▶ _Aim of the task_: The response must contain every line from the records below that has "location".

[Stored dataset items]
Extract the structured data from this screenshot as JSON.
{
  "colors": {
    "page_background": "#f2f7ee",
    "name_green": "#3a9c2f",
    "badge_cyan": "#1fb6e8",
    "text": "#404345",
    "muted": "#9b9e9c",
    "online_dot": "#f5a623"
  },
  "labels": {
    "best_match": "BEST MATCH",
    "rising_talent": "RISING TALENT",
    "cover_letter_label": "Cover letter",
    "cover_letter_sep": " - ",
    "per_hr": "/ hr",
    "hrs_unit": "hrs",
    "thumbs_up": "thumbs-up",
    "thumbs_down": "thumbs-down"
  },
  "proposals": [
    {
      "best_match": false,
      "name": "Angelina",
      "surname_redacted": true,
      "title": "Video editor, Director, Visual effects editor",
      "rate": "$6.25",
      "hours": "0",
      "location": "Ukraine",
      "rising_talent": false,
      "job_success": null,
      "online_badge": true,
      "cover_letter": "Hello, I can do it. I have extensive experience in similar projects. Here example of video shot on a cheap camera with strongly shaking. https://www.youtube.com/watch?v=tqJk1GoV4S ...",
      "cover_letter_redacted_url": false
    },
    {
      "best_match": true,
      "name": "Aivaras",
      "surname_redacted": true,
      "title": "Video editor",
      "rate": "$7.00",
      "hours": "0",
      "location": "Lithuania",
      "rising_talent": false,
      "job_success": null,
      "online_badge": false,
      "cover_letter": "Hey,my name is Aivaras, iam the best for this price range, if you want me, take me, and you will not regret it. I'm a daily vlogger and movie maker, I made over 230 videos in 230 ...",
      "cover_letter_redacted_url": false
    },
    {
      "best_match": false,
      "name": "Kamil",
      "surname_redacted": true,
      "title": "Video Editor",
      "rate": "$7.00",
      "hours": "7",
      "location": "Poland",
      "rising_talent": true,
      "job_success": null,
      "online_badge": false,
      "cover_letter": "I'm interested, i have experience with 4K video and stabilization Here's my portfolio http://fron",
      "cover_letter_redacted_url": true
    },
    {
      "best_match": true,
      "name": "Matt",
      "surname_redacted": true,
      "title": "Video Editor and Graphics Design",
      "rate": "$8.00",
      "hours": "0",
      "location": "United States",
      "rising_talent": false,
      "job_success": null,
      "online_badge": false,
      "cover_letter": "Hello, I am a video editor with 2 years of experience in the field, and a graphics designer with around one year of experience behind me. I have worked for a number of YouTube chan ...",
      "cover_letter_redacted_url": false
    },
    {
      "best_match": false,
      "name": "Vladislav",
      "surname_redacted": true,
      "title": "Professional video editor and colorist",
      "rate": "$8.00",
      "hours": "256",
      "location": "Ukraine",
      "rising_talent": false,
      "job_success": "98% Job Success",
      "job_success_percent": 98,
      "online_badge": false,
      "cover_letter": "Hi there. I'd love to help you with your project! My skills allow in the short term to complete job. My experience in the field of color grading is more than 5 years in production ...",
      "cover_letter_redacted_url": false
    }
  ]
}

▶ _Answer_:
      "location": "Ukraine",
      "location": "Lithuania",
      "location": "Poland",
      "location": "United States",
      "location": "Ukraine",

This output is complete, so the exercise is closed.